# Task requirements
Please return every line in the following data that includes the string "Affects".

[Web page and app entries]
==================================================

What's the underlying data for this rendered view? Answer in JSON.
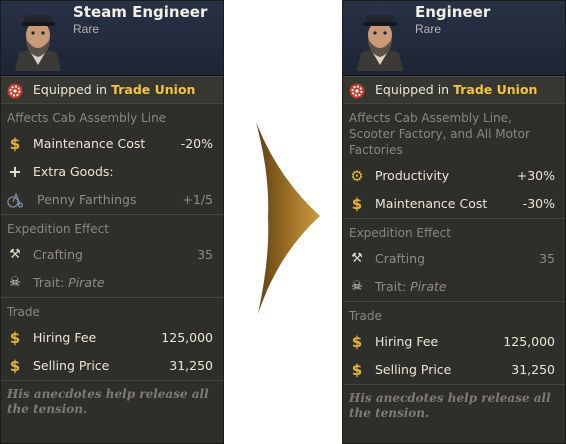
{
  "left": {
    "name": "Steam Engineer",
    "rarity": "Rare",
    "equipped_prefix": "Equipped in",
    "equipped_place": "Trade Union",
    "affects": "Affects Cab Assembly Line",
    "maintenance_label": "Maintenance Cost",
    "maintenance_value": "-20%",
    "extra_goods_label": "Extra Goods:",
    "penny_label": "Penny Farthings",
    "penny_value": "+1/5",
    "expedition_header": "Expedition Effect",
    "crafting_label": "Crafting",
    "crafting_value": "35",
    "trait_label": "Trait:",
    "trait_value": "Pirate",
    "trade_header": "Trade",
    "hiring_label": "Hiring Fee",
    "hiring_value": "125,000",
    "selling_label": "Selling Price",
    "selling_value": "31,250",
    "flavor": "His anecdotes help release all the tension."
  },
  "right": {
    "name": "Engineer",
    "rarity": "Rare",
    "equipped_prefix": "Equipped in",
    "equipped_place": "Trade Union",
    "affects": "Affects Cab Assembly Line, Scooter Factory, and All Motor Factories",
    "productivity_label": "Productivity",
    "productivity_value": "+30%",
    "maintenance_label": "Maintenance Cost",
    "maintenance_value": "-30%",
    "expedition_header": "Expedition Effect",
    "crafting_label": "Crafting",
    "crafting_value": "35",
    "trait_label": "Trait:",
    "trait_value": "Pirate",
    "trade_header": "Trade",
    "hiring_label": "Hiring Fee",
    "hiring_value": "125,000",
    "selling_label": "Selling Price",
    "selling_value": "31,250",
    "flavor": "His anecdotes help release all the tension."
  },
  "icons": {
    "equipped": "gear-badge-icon",
    "maintenance": "dollar-icon",
    "extra_goods": "plus-icon",
    "penny": "bicycle-icon",
    "crafting": "hammer-icon",
    "trait": "skull-icon",
    "productivity": "gear-icon",
    "arrow": "arrow-right-icon"
  },
  "colors": {
    "card_bg": "#2e2f2a",
    "header_bg": "#283246",
    "highlight": "#f5c542",
    "arrow": "#b07f2c"
  }
}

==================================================

# Answer to the exercise
    "affects": "Affects Cab Assembly Line",
    "affects": "Affects Cab Assembly Line, Scooter Factory, and All Motor Factories",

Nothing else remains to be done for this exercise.